[PROBLEM DETAILS] Search the material below for the word "thumbType". Copy every line that has it.
*****
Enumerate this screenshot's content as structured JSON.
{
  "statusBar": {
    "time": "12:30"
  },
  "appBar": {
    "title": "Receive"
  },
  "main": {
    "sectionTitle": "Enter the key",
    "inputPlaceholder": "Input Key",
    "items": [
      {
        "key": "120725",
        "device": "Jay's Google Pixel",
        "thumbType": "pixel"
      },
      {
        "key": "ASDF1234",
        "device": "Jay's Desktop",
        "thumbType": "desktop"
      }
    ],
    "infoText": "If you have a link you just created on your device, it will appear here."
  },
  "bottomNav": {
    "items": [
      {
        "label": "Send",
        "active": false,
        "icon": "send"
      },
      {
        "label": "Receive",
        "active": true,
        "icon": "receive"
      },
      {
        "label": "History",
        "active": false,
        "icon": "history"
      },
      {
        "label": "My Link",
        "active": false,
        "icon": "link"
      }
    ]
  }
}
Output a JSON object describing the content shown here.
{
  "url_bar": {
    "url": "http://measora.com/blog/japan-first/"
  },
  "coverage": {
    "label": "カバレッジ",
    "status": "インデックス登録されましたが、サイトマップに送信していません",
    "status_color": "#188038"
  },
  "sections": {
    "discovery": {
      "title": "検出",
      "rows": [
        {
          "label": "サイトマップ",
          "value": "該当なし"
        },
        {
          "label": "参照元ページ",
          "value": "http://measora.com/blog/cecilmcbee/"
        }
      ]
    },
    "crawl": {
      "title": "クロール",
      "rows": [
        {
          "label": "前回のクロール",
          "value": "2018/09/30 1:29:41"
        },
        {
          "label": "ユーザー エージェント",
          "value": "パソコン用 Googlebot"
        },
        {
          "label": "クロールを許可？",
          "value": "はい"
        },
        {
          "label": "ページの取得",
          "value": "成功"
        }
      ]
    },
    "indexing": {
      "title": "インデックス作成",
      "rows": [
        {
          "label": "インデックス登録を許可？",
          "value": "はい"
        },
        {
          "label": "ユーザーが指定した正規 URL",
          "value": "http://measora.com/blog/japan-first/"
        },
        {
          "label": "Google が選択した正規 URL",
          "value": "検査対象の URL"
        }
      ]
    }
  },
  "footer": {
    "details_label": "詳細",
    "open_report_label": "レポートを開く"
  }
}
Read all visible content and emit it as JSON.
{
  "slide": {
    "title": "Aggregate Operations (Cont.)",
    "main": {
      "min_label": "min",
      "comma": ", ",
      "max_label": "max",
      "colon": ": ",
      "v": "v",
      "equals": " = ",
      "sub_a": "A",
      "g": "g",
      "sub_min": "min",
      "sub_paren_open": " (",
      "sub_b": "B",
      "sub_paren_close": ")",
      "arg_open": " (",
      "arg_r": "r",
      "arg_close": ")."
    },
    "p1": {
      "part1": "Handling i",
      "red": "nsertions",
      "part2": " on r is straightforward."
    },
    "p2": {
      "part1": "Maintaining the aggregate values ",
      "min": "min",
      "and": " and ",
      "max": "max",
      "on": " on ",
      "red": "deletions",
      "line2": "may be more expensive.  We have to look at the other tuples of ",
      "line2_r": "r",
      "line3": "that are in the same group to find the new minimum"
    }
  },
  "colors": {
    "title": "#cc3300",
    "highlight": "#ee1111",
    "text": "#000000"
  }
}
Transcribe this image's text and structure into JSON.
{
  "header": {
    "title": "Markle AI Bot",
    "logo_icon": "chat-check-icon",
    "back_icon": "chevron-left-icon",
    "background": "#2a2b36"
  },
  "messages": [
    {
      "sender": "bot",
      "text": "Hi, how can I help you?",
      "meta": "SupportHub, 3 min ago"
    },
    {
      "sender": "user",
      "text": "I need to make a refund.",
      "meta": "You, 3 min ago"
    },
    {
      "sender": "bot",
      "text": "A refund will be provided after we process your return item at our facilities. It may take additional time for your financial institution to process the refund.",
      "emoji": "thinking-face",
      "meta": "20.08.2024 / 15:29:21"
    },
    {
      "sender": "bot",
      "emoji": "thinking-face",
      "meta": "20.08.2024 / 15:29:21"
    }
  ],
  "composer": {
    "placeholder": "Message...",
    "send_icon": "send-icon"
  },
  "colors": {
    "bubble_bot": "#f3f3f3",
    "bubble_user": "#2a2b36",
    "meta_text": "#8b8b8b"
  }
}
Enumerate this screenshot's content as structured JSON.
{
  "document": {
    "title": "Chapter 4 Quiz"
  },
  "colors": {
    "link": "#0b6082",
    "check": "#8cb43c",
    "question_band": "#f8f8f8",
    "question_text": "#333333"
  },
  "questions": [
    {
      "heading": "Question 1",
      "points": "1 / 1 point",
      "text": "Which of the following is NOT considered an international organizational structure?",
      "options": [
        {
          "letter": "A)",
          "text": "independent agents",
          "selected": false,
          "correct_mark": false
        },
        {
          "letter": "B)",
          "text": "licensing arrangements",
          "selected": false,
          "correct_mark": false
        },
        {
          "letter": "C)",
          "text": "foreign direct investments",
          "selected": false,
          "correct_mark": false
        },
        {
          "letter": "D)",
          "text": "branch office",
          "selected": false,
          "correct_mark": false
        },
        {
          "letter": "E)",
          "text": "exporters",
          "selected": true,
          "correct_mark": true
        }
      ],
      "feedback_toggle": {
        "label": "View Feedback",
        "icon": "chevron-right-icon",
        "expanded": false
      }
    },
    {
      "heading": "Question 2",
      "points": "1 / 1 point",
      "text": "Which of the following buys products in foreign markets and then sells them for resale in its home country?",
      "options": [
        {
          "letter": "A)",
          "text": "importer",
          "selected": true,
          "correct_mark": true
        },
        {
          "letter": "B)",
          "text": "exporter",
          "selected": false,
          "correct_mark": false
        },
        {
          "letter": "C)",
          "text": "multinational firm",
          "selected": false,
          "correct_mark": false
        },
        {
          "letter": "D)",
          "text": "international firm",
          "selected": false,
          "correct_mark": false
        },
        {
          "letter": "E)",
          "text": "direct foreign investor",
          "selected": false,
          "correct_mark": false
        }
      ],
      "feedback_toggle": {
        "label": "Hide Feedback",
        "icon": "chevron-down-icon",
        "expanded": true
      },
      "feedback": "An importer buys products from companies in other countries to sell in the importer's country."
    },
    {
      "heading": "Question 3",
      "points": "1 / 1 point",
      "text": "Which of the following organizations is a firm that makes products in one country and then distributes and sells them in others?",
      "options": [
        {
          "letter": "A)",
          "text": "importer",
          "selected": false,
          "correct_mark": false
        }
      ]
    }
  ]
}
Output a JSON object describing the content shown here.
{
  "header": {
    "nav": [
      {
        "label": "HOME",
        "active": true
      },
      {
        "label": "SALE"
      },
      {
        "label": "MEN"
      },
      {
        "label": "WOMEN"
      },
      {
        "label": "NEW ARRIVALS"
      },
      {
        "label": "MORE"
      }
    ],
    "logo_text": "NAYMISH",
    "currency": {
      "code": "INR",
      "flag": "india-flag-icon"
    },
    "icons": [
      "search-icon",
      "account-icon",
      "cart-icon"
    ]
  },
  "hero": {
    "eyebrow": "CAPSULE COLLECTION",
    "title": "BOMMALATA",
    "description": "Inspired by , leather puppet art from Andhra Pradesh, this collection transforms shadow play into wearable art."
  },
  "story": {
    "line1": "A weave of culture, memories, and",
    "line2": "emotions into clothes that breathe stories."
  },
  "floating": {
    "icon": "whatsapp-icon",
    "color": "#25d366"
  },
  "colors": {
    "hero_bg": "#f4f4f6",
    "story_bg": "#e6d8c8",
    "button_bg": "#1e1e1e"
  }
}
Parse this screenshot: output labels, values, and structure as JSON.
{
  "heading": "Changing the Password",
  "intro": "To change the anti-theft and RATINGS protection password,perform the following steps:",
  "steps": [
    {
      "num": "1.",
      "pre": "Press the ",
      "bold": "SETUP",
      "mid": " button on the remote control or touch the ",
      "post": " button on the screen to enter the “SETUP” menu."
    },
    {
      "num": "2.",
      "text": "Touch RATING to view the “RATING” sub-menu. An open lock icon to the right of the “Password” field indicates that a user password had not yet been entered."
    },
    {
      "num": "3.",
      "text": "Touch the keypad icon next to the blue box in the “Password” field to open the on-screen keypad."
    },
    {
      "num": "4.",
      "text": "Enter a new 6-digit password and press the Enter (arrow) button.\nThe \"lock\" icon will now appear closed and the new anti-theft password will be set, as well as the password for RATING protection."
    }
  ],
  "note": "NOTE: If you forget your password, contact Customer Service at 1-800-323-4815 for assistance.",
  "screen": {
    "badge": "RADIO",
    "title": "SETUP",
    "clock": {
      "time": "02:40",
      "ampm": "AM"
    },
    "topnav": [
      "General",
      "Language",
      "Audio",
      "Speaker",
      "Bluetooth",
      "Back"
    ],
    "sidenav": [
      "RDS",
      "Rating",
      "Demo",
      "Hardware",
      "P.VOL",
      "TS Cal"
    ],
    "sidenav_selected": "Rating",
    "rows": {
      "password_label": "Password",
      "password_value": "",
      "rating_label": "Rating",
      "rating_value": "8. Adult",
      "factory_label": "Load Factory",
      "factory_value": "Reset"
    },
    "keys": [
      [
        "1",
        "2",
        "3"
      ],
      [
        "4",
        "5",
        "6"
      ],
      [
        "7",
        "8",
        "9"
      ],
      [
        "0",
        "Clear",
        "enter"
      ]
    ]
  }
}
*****
[OUTPUT OF THE EXERCISE]
        "thumbType": "pixel"
        "thumbType": "desktop"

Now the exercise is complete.